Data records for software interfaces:

__________________________________________________

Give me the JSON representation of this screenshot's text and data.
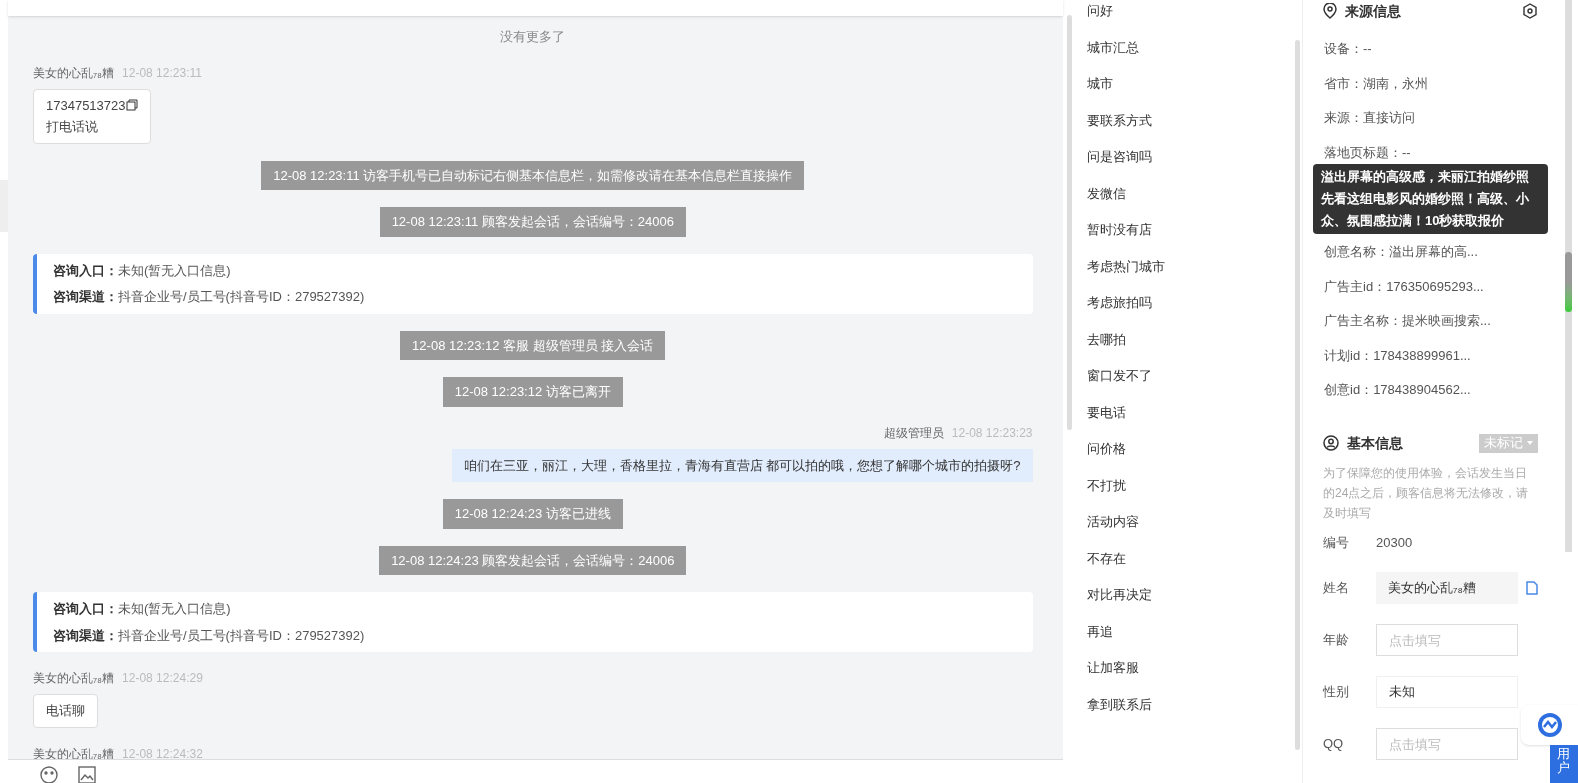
{
  "chat": {
    "no_more": "没有更多了",
    "messages": [
      {
        "kind": "visitor",
        "sender": "美女的心乱₇₈糟",
        "time": "12-08 12:23:11",
        "lines": [
          "17347513723",
          "打电话说"
        ],
        "copyable": true
      },
      {
        "kind": "system",
        "text": "12-08 12:23:11 访客手机号已自动标记右侧基本信息栏，如需修改请在基本信息栏直接操作"
      },
      {
        "kind": "system",
        "text": "12-08 12:23:11 顾客发起会话，会话编号：24006"
      },
      {
        "kind": "info",
        "rows": [
          {
            "label": "咨询入口：",
            "value": "未知(暂无入口信息)"
          },
          {
            "label": "咨询渠道：",
            "value": "抖音企业号/员工号(抖音号ID：279527392)"
          }
        ]
      },
      {
        "kind": "system",
        "text": "12-08 12:23:12 客服 超级管理员 接入会话"
      },
      {
        "kind": "system",
        "text": "12-08 12:23:12 访客已离开"
      },
      {
        "kind": "agent",
        "sender": "超级管理员",
        "time": "12-08 12:23:23",
        "lines": [
          "咱们在三亚，丽江，大理，香格里拉，青海有直营店 都可以拍的哦，您想了解哪个城市的拍摄呀?"
        ]
      },
      {
        "kind": "system",
        "text": "12-08 12:24:23 访客已进线"
      },
      {
        "kind": "system",
        "text": "12-08 12:24:23 顾客发起会话，会话编号：24006"
      },
      {
        "kind": "info",
        "rows": [
          {
            "label": "咨询入口：",
            "value": "未知(暂无入口信息)"
          },
          {
            "label": "咨询渠道：",
            "value": "抖音企业号/员工号(抖音号ID：279527392)"
          }
        ]
      },
      {
        "kind": "visitor",
        "sender": "美女的心乱₇₈糟",
        "time": "12-08 12:24:29",
        "lines": [
          "电话聊"
        ]
      },
      {
        "kind": "visitor",
        "sender": "美女的心乱₇₈糟",
        "time": "12-08 12:24:32"
      }
    ]
  },
  "quick_replies": [
    "问好",
    "城市汇总",
    "城市",
    "要联系方式",
    "问是咨询吗",
    "发微信",
    "暂时没有店",
    "考虑热门城市",
    "考虑旅拍吗",
    "去哪拍",
    "窗口发不了",
    "要电话",
    "问价格",
    "不打扰",
    "活动内容",
    "不存在",
    "对比再决定",
    "再追",
    "让加客服",
    "拿到联系后"
  ],
  "source_info": {
    "title": "来源信息",
    "rows": [
      {
        "label": "设备：",
        "value": "--"
      },
      {
        "label": "省市：",
        "value": "湖南，永州"
      },
      {
        "label": "来源：",
        "value": "直接访问"
      },
      {
        "label": "落地页标题：",
        "value": "--"
      }
    ],
    "tooltip": "溢出屏幕的高级感，来丽江拍婚纱照先看这组电影风的婚纱照！高级、小众、氛围感拉满！10秒获取报价",
    "rows_after": [
      {
        "label": "创意名称：",
        "value": "溢出屏幕的高..."
      },
      {
        "label": "广告主id：",
        "value": "176350695293..."
      },
      {
        "label": "广告主名称：",
        "value": "提米映画搜索..."
      },
      {
        "label": "计划id：",
        "value": "178438899961..."
      },
      {
        "label": "创意id：",
        "value": "178438904562..."
      }
    ]
  },
  "basic_info": {
    "title": "基本信息",
    "tag": "未标记",
    "notice": "为了保障您的使用体验，会话发生当日的24点之后，顾客信息将无法修改，请及时填写",
    "fields": [
      {
        "kind": "text",
        "label": "编号",
        "value": "20300"
      },
      {
        "kind": "filled",
        "label": "姓名",
        "value": "美女的心乱₇₈糟"
      },
      {
        "kind": "input",
        "label": "年龄",
        "placeholder": "点击填写"
      },
      {
        "kind": "select",
        "label": "性别",
        "value": "未知"
      },
      {
        "kind": "input",
        "label": "QQ",
        "placeholder": "点击填写"
      }
    ]
  },
  "side_tab": "用户"
}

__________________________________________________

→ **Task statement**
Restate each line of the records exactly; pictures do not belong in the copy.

→ **Output**
Give me the JSON representation of this screenshot's text and data.
{
  "chat": {
    "no_more": "没有更多了",
    "messages": [
      {
        "kind": "visitor",
        "sender": "美女的心乱₇₈糟",
        "time": "12-08 12:23:11",
        "lines": [
          "17347513723",
          "打电话说"
        ],
        "copyable": true
      },
      {
        "kind": "system",
        "text": "12-08 12:23:11 访客手机号已自动标记右侧基本信息栏，如需修改请在基本信息栏直接操作"
      },
      {
        "kind": "system",
        "text": "12-08 12:23:11 顾客发起会话，会话编号：24006"
      },
      {
        "kind": "info",
        "rows": [
          {
            "label": "咨询入口：",
            "value": "未知(暂无入口信息)"
          },
          {
            "label": "咨询渠道：",
            "value": "抖音企业号/员工号(抖音号ID：279527392)"
          }
        ]
      },
      {
        "kind": "system",
        "text": "12-08 12:23:12 客服 超级管理员 接入会话"
      },
      {
        "kind": "system",
        "text": "12-08 12:23:12 访客已离开"
      },
      {
        "kind": "agent",
        "sender": "超级管理员",
        "time": "12-08 12:23:23",
        "lines": [
          "咱们在三亚，丽江，大理，香格里拉，青海有直营店 都可以拍的哦，您想了解哪个城市的拍摄呀?"
        ]
      },
      {
        "kind": "system",
        "text": "12-08 12:24:23 访客已进线"
      },
      {
        "kind": "system",
        "text": "12-08 12:24:23 顾客发起会话，会话编号：24006"
      },
      {
        "kind": "info",
        "rows": [
          {
            "label": "咨询入口：",
            "value": "未知(暂无入口信息)"
          },
          {
            "label": "咨询渠道：",
            "value": "抖音企业号/员工号(抖音号ID：279527392)"
          }
        ]
      },
      {
        "kind": "visitor",
        "sender": "美女的心乱₇₈糟",
        "time": "12-08 12:24:29",
        "lines": [
          "电话聊"
        ]
      },
      {
        "kind": "visitor",
        "sender": "美女的心乱₇₈糟",
        "time": "12-08 12:24:32"
      }
    ]
  },
  "quick_replies": [
    "问好",
    "城市汇总",
    "城市",
    "要联系方式",
    "问是咨询吗",
    "发微信",
    "暂时没有店",
    "考虑热门城市",
    "考虑旅拍吗",
    "去哪拍",
    "窗口发不了",
    "要电话",
    "问价格",
    "不打扰",
    "活动内容",
    "不存在",
    "对比再决定",
    "再追",
    "让加客服",
    "拿到联系后"
  ],
  "source_info": {
    "title": "来源信息",
    "rows": [
      {
        "label": "设备：",
        "value": "--"
      },
      {
        "label": "省市：",
        "value": "湖南，永州"
      },
      {
        "label": "来源：",
        "value": "直接访问"
      },
      {
        "label": "落地页标题：",
        "value": "--"
      }
    ],
    "tooltip": "溢出屏幕的高级感，来丽江拍婚纱照先看这组电影风的婚纱照！高级、小众、氛围感拉满！10秒获取报价",
    "rows_after": [
      {
        "label": "创意名称：",
        "value": "溢出屏幕的高..."
      },
      {
        "label": "广告主id：",
        "value": "176350695293..."
      },
      {
        "label": "广告主名称：",
        "value": "提米映画搜索..."
      },
      {
        "label": "计划id：",
        "value": "178438899961..."
      },
      {
        "label": "创意id：",
        "value": "178438904562..."
      }
    ]
  },
  "basic_info": {
    "title": "基本信息",
    "tag": "未标记",
    "notice": "为了保障您的使用体验，会话发生当日的24点之后，顾客信息将无法修改，请及时填写",
    "fields": [
      {
        "kind": "text",
        "label": "编号",
        "value": "20300"
      },
      {
        "kind": "filled",
        "label": "姓名",
        "value": "美女的心乱₇₈糟"
      },
      {
        "kind": "input",
        "label": "年龄",
        "placeholder": "点击填写"
      },
      {
        "kind": "select",
        "label": "性别",
        "value": "未知"
      },
      {
        "kind": "input",
        "label": "QQ",
        "placeholder": "点击填写"
      }
    ]
  },
  "side_tab": "用户"
}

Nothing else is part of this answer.